Extracted data entries
* * * * *

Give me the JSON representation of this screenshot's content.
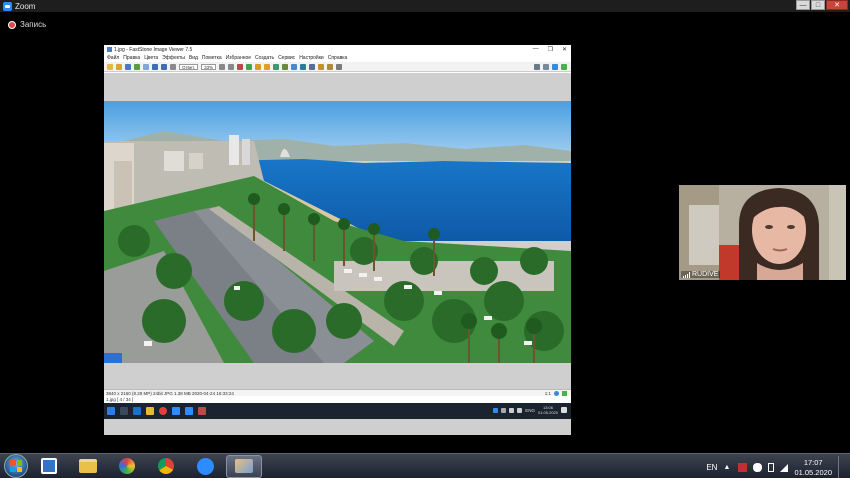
{
  "zoom": {
    "title": "Zoom",
    "controls": {
      "minimize": "—",
      "maximize": "□",
      "close": "✕"
    },
    "recording_label": "Запись"
  },
  "fastone": {
    "window_title": "1.jpg - FastStone Image Viewer 7.5",
    "title_controls": {
      "minimize": "—",
      "maximize": "❐",
      "close": "✕"
    },
    "menu": [
      "Файл",
      "Правка",
      "Цвета",
      "Эффекты",
      "Вид",
      "Пометка",
      "Избранное",
      "Создать",
      "Сервис",
      "Настройки",
      "Справка"
    ],
    "toolbar": {
      "fit_label": "Ответ.",
      "zoom_value": "33%"
    },
    "status_info": "3840 x 2160 (8.29 MP)  24bit  JPG   1.38 MB   2020-04-24 16:33:24",
    "status_zoom": "1:1",
    "status_file": "1.jpg [ 4 / 34 ]"
  },
  "inner_taskbar": {
    "lang": "ENG",
    "time": "13:06",
    "date": "01.05.2020"
  },
  "participant": {
    "name": "RUDIVE"
  },
  "taskbar": {
    "lang": "EN",
    "time": "17:07",
    "date": "01.05.2020"
  },
  "icons": {
    "zoom_app": "zoom-logo-icon",
    "record": "record-icon",
    "start": "windows-start-icon",
    "video_player": "video-player-icon",
    "folder": "folder-icon",
    "paint": "paint-icon",
    "chrome": "chrome-icon",
    "zoom_taskbar": "zoom-icon",
    "fastone": "fastone-icon"
  },
  "colors": {
    "zoom_blue": "#2d8cff",
    "record_red": "#e04848",
    "sky": "#4a9fe0",
    "sea": "#1976c8"
  }
}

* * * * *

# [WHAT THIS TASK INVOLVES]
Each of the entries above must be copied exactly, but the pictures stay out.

# [ANSWER FOR THIS EXERCISE]
Give me the JSON representation of this screenshot's content.
{
  "zoom": {
    "title": "Zoom",
    "controls": {
      "minimize": "—",
      "maximize": "□",
      "close": "✕"
    },
    "recording_label": "Запись"
  },
  "fastone": {
    "window_title": "1.jpg - FastStone Image Viewer 7.5",
    "title_controls": {
      "minimize": "—",
      "maximize": "❐",
      "close": "✕"
    },
    "menu": [
      "Файл",
      "Правка",
      "Цвета",
      "Эффекты",
      "Вид",
      "Пометка",
      "Избранное",
      "Создать",
      "Сервис",
      "Настройки",
      "Справка"
    ],
    "toolbar": {
      "fit_label": "Ответ.",
      "zoom_value": "33%"
    },
    "status_info": "3840 x 2160 (8.29 MP)  24bit  JPG   1.38 MB   2020-04-24 16:33:24",
    "status_zoom": "1:1",
    "status_file": "1.jpg [ 4 / 34 ]"
  },
  "inner_taskbar": {
    "lang": "ENG",
    "time": "13:06",
    "date": "01.05.2020"
  },
  "participant": {
    "name": "RUDIVE"
  },
  "taskbar": {
    "lang": "EN",
    "time": "17:07",
    "date": "01.05.2020"
  },
  "icons": {
    "zoom_app": "zoom-logo-icon",
    "record": "record-icon",
    "start": "windows-start-icon",
    "video_player": "video-player-icon",
    "folder": "folder-icon",
    "paint": "paint-icon",
    "chrome": "chrome-icon",
    "zoom_taskbar": "zoom-icon",
    "fastone": "fastone-icon"
  },
  "colors": {
    "zoom_blue": "#2d8cff",
    "record_red": "#e04848",
    "sky": "#4a9fe0",
    "sea": "#1976c8"
  }
}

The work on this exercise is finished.